It also marks the lift-off of a separate NASA-NZ lunar research project, the New Zealand Space Agency manager Andrew Johnson says.
The launch is scheduled for 9:55pm, tomorrow night. If organisers need to stand down for weather or technical delays, as is common for launches globally, they have aback up opportunities through to July 27.
Rocket Lab will launch its historic lunar mission from Mahia, near Gisborne, in support of NASA’s artemis programme which plans to return humans to the lunar surface, renewing human exploration of the moon and progressing towards human exploration of Mars.
The mission will test the lunar orbit for Gateway, a planned moon-orbiting outpost that is part of NASA’s programme.
Ministry of Business, Innovation and Employment has an agreement with NASA that has enabled a University of Canterbury-led research collaboration with NASA to track moon-orbiting spacecraft, as part of NASA’s capstone mission.
The research aims to help validate research for a way of tracking spacecraft orbiting the moon or between high earth orbit and the moon.
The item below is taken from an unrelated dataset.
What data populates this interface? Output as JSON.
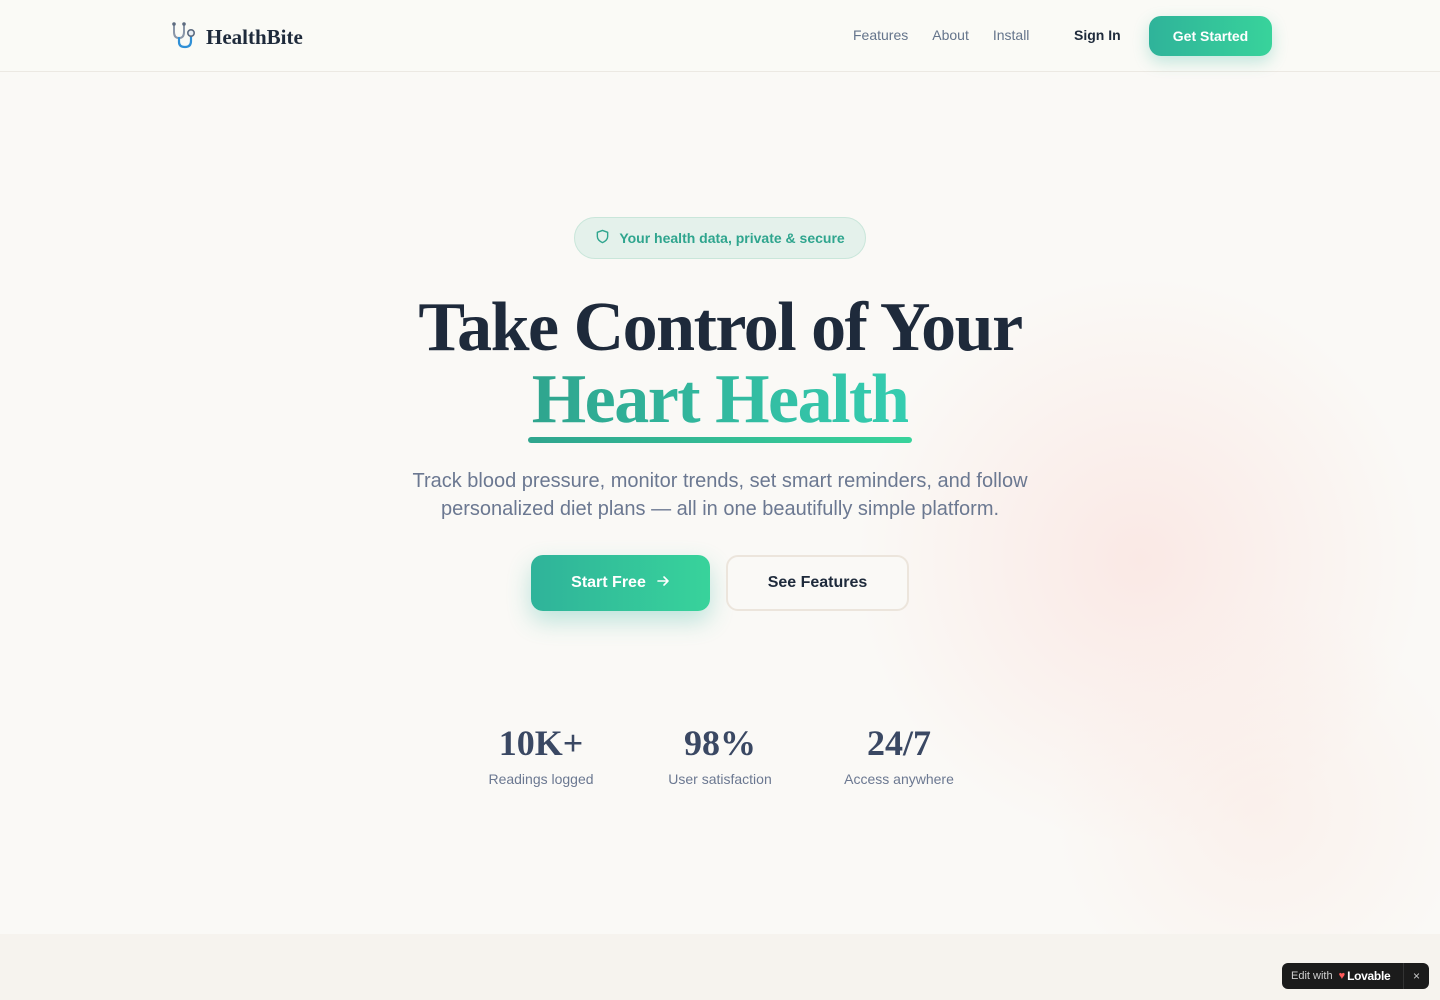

Tracking will be increasingly important as more countries and private actors send spacecraft to the moon.
The research team which includes contributors from the University of Auckland and the University of New South Wales, Australia, will attempt to track the spacecraft from observatories in Tekapo and Canberra.
Multiple lunar missions are already planned to launch, starting from this year.
New Zealand’s participation is helping Kiwi researchers and space sector companies to participate in the mission. The Aotearoa space sector is worth over $1.7 billion per annum with a space manufacturing industry that generates around $247 million a year in revenue.